Anne McCaffrey, noted science fiction and fantasy author, died Monday evening, leaving behind a legacy of some of the best-loved SF/fantasy novels. She is most famous for her Dragon Riders of Pern novel, and the series that followed, blending the two genres. She was 85 years old.

November 22nd

Caltontir Fall Festival photos online

Cathus reports that he has created an album of photos from Fall Festival which took place recently in the Kingdom of Calontir. The photos are available on Flickr.

Viking sunstone may no longer be the stuff of legend

According to Hrafns Saga in the 13th century, the mighty king used a sunstone to navigate in cloudy weather. This is one of several texts that list such artifacts as among the legendary Norse seafaring abilities. New research suggests that the sunstone may be a real navigational tool.

Fibonacci: How numbers helped shape the development of modern Western Europe

In 1202, life in western Europe was changed by the publication of Liber abbaci, a book by Leonardo of Pisa, known as Fibonacci, the first general-purpose book of arithmetic in the West, which "explained the 'new' methods in terms understandable to ordinary people."

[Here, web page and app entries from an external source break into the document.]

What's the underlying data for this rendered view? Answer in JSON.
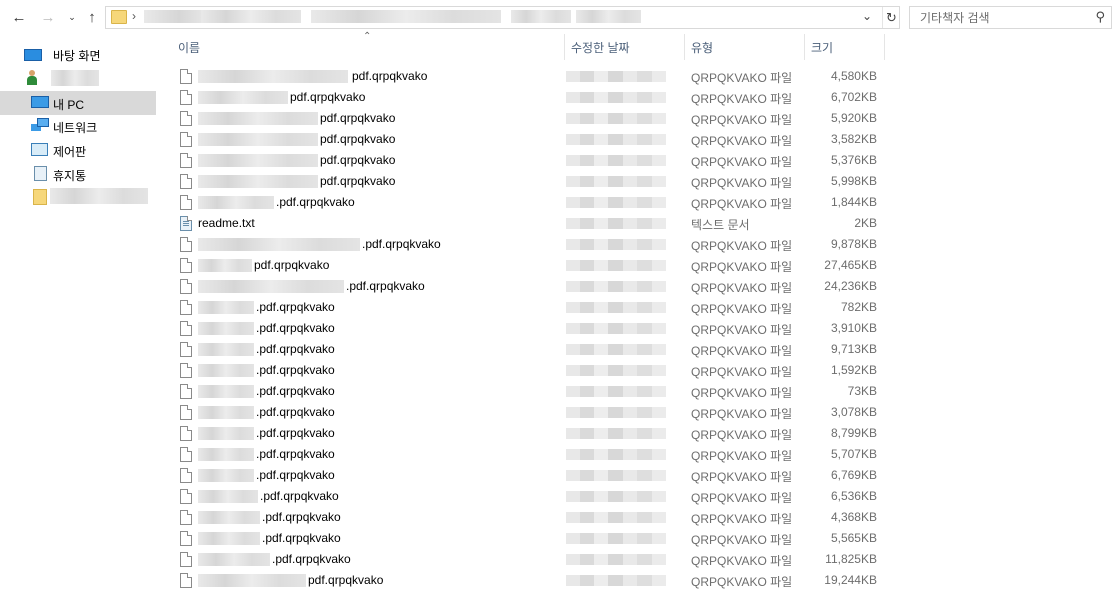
{
  "search": {
    "placeholder": "기타책자 검색"
  },
  "sidebar": {
    "items": [
      {
        "label": "바탕 화면",
        "icon": "desktop-icon"
      },
      {
        "label": "",
        "icon": "user-icon"
      },
      {
        "label": "내 PC",
        "icon": "pc-icon",
        "selected": true
      },
      {
        "label": "네트워크",
        "icon": "network-icon"
      },
      {
        "label": "제어판",
        "icon": "control-panel-icon"
      },
      {
        "label": "휴지통",
        "icon": "recycle-bin-icon"
      },
      {
        "label": "",
        "icon": "folder-icon"
      }
    ]
  },
  "columns": {
    "name": "이름",
    "date": "수정한 날짜",
    "type": "유형",
    "size": "크기"
  },
  "files": [
    {
      "name": "pdf.qrpqkvako",
      "type": "QRPQKVAKO 파일",
      "size": "4,580KB"
    },
    {
      "name": "pdf.qrpqkvako",
      "type": "QRPQKVAKO 파일",
      "size": "6,702KB"
    },
    {
      "name": "pdf.qrpqkvako",
      "type": "QRPQKVAKO 파일",
      "size": "5,920KB"
    },
    {
      "name": "pdf.qrpqkvako",
      "type": "QRPQKVAKO 파일",
      "size": "3,582KB"
    },
    {
      "name": "pdf.qrpqkvako",
      "type": "QRPQKVAKO 파일",
      "size": "5,376KB"
    },
    {
      "name": "pdf.qrpqkvako",
      "type": "QRPQKVAKO 파일",
      "size": "5,998KB"
    },
    {
      "name": ".pdf.qrpqkvako",
      "type": "QRPQKVAKO 파일",
      "size": "1,844KB"
    },
    {
      "name": "readme.txt",
      "type": "텍스트 문서",
      "size": "2KB",
      "icon": "text-file-icon"
    },
    {
      "name": ".pdf.qrpqkvako",
      "type": "QRPQKVAKO 파일",
      "size": "9,878KB"
    },
    {
      "name": "pdf.qrpqkvako",
      "type": "QRPQKVAKO 파일",
      "size": "27,465KB"
    },
    {
      "name": ".pdf.qrpqkvako",
      "type": "QRPQKVAKO 파일",
      "size": "24,236KB"
    },
    {
      "name": ".pdf.qrpqkvako",
      "type": "QRPQKVAKO 파일",
      "size": "782KB"
    },
    {
      "name": ".pdf.qrpqkvako",
      "type": "QRPQKVAKO 파일",
      "size": "3,910KB"
    },
    {
      "name": ".pdf.qrpqkvako",
      "type": "QRPQKVAKO 파일",
      "size": "9,713KB"
    },
    {
      "name": ".pdf.qrpqkvako",
      "type": "QRPQKVAKO 파일",
      "size": "1,592KB"
    },
    {
      "name": ".pdf.qrpqkvako",
      "type": "QRPQKVAKO 파일",
      "size": "73KB"
    },
    {
      "name": ".pdf.qrpqkvako",
      "type": "QRPQKVAKO 파일",
      "size": "3,078KB"
    },
    {
      "name": ".pdf.qrpqkvako",
      "type": "QRPQKVAKO 파일",
      "size": "8,799KB"
    },
    {
      "name": ".pdf.qrpqkvako",
      "type": "QRPQKVAKO 파일",
      "size": "5,707KB"
    },
    {
      "name": ".pdf.qrpqkvako",
      "type": "QRPQKVAKO 파일",
      "size": "6,769KB"
    },
    {
      "name": ".pdf.qrpqkvako",
      "type": "QRPQKVAKO 파일",
      "size": "6,536KB"
    },
    {
      "name": ".pdf.qrpqkvako",
      "type": "QRPQKVAKO 파일",
      "size": "4,368KB"
    },
    {
      "name": ".pdf.qrpqkvako",
      "type": "QRPQKVAKO 파일",
      "size": "5,565KB"
    },
    {
      "name": ".pdf.qrpqkvako",
      "type": "QRPQKVAKO 파일",
      "size": "11,825KB"
    },
    {
      "name": "pdf.qrpqkvako",
      "type": "QRPQKVAKO 파일",
      "size": "19,244KB"
    }
  ]
}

Crusader inscription found in Arabic

A 13th century inscription written in Arabic has been translated and found to be a proclamation by Holy Roman Emperor Frederick II. The inscription is thought to originally be from a wall in Jaffa, Israel. The inscription is the only known example of its kind.